Wynwood currently has 403 apartment units, but more than 1,200 units are under construction or proposed, the report found.

Among the rentals in the works: The Bradley Wynwood, a five-story building with 175 micro-unit rentals at 51 NW 26th St., and Wynwood 25, a 289-unit apartment complex at 215-339 NW 24th St. The Related Group is building Wynwood 25 with East End Capital and is working with singer Lenny Kravitz’s design company, Kravitz Design of New York City, on The Bradley.

The new office and multifamily developments will feed more than 1.3 million square feet of existing and planned retail in Wynwood.

“People want to live where they work and they want to play where they work,” said Albert Garcia, vice chairman of the Wynwood Business Improvement District, a special taxing authority created five years ago by the property owners. “They want to experience the full day and the full nightlife in the same neighborhood.”

From the 1950s to the early ‘90s, the 50-block industrial corridor was Miami’s garment district. But market forces eventually moved those jobs overseas, leaving Wynwood a mostly crime-ridden area with graffiti sprayed across the abandoned warehouses, Garcia said.

In the early 2000s, art galleries moved into the neighborhood and street art and murals started drawing crowds. Restaurants and cafes soon followed, but the neighborhood lacked residential and office components, brokers say.

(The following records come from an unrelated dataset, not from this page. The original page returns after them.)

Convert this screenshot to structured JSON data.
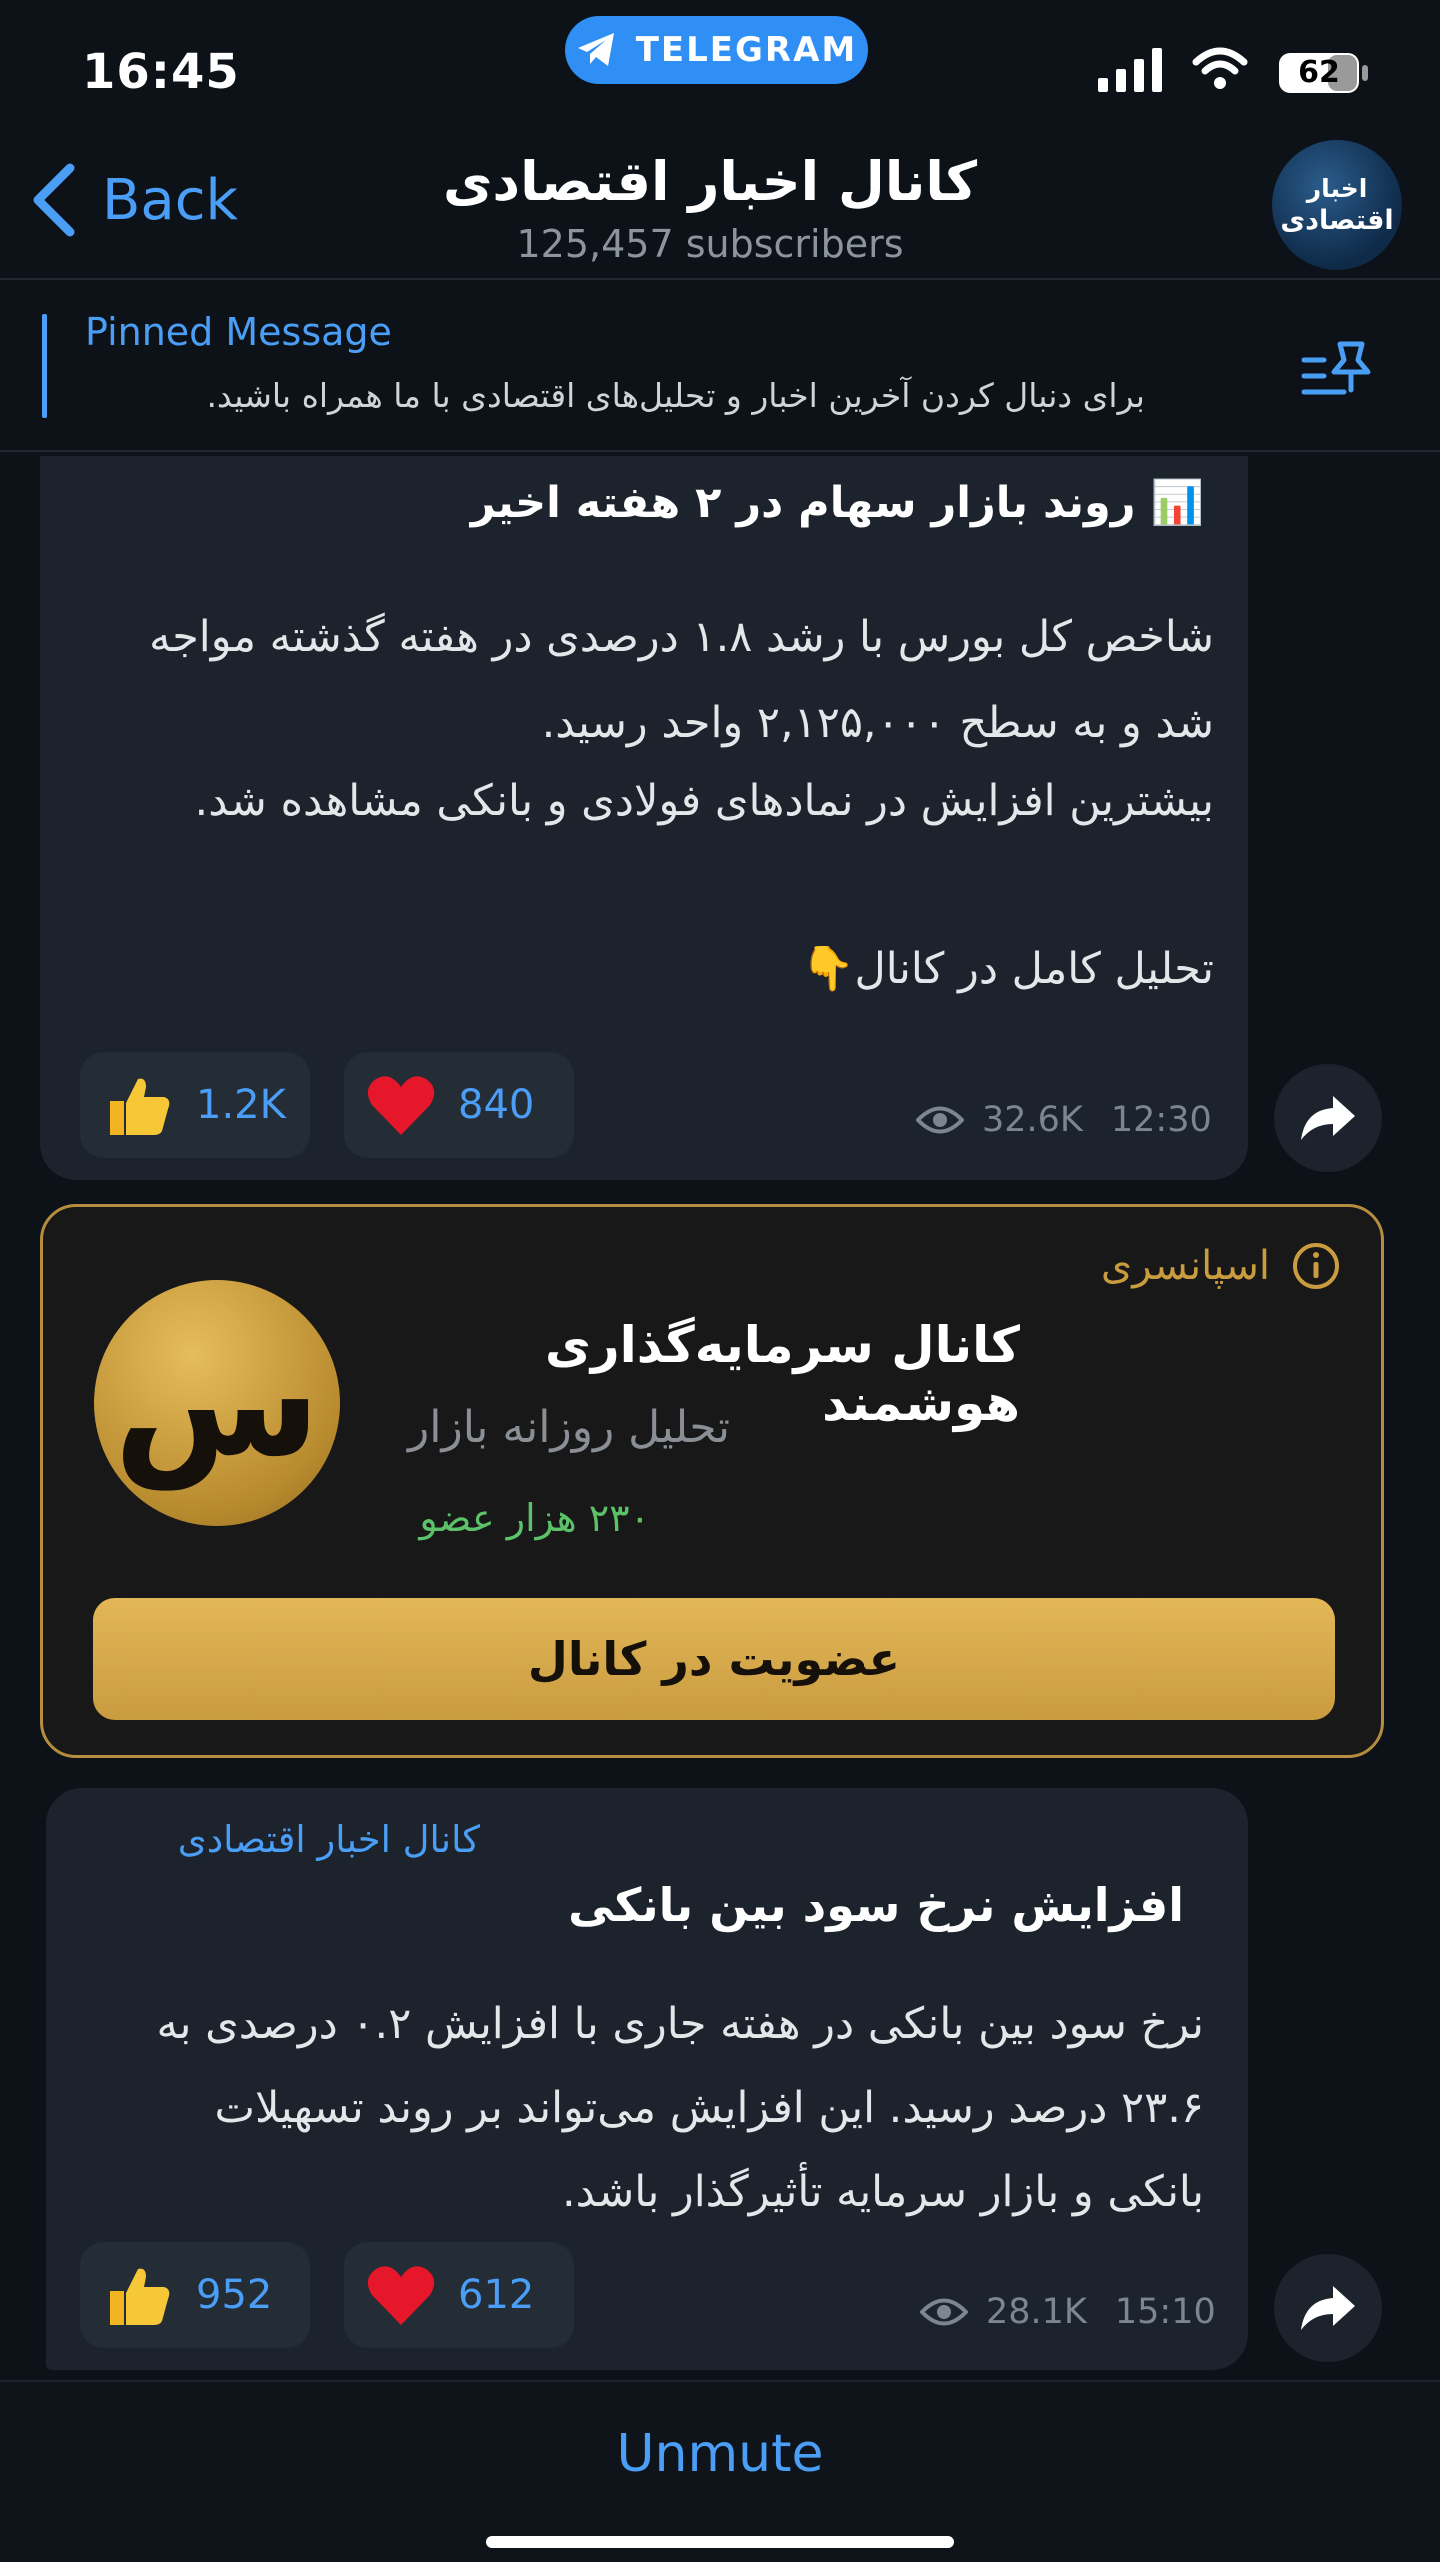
{
  "status_bar": {
    "time": "16:45",
    "telegram_pill": "TELEGRAM",
    "battery": "62"
  },
  "header": {
    "back_label": "Back",
    "title": "کانال اخبار اقتصادی",
    "subscribers": "125,457 subscribers",
    "avatar_line1": "اخبار",
    "avatar_line2": "اقتصادی"
  },
  "pinned": {
    "label": "Pinned Message",
    "text": "برای دنبال کردن آخرین اخبار و تحلیل‌های اقتصادی با ما همراه باشید."
  },
  "message1": {
    "title_emoji": "📊",
    "title": "روند بازار سهام در ۲ هفته اخیر",
    "para1": "شاخص کل بورس با رشد ۱.۸ درصدی در هفته گذشته مواجه شد و به سطح ۲,۱۲۵,۰۰۰ واحد رسید.",
    "para2": "بیشترین افزایش در نمادهای فولادی و بانکی مشاهده شد.",
    "cta": "تحلیل کامل در کانال",
    "cta_emoji": "👇",
    "reactions": [
      {
        "icon": "thumbs-up-icon",
        "count": "1.2K"
      },
      {
        "icon": "heart-icon",
        "count": "840"
      }
    ],
    "views": "32.6K",
    "time": "12:30"
  },
  "sponsored": {
    "label": "اسپانسری",
    "coin_letter": "س",
    "channel_name": "کانال سرمایه‌گذاری هوشمند",
    "description": "تحلیل روزانه بازار",
    "members": "۲۳۰ هزار عضو",
    "join_label": "عضویت در کانال",
    "accent_color": "#c99c3f",
    "members_color": "#5cc26a"
  },
  "message2": {
    "author": "کانال اخبار اقتصادی",
    "title": "افزایش نرخ سود بین بانکی",
    "body": "نرخ سود بین بانکی در هفته جاری با افزایش ۰.۲ درصدی به ۲۳.۶ درصد رسید. این افزایش می‌تواند بر روند تسهیلات بانکی و بازار سرمایه تأثیرگذار باشد.",
    "reactions": [
      {
        "icon": "thumbs-up-icon",
        "count": "952"
      },
      {
        "icon": "heart-icon",
        "count": "612"
      }
    ],
    "views": "28.1K",
    "time": "15:10"
  },
  "bottom": {
    "unmute_label": "Unmute"
  }
}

Tenants from the technology, advertising, media and information fields are seeking an alternative to the traditional downtown office market and will find it at Wynwood, said Stephen Rutchik, a broker for Colliers International.

Rutchik is handling leasing for Gateway at Wynwood, a 225,000-square-foot building at 2916 N. Miami Ave. that has not yet broken ground. Another project, Sterling Bay’s 545 Wyn, a 209,000-square-foot building at 537 NW 26th St., will be unveiled in late November.

Both projects are being built on speculation, without firm commitments from tenants.

“The minute they deliver, they will be extremely successful,” Rutchik said. “There’s so much pent-up demand.”

Some real estate observers are skeptical that Wynwood will become a viable office market serving law firms, professional service firms and corporate users.

But those types of tenants are bound to move to Wynwood eventually, said Kevin Gonzalez, a CBRE senior associate who oversees leasing at 545 Wyn.

Gonzalez said he has represented companies that strongly considered Wynwood and only passed on the neighborhood because there isn’t an established office market there already. Progressive firms view Wynwood as an asset in attracting young talent, Gonzalez added.

“There is a want from corporate users to be in Wynwood because of the cachet it brings,” he said.

Original article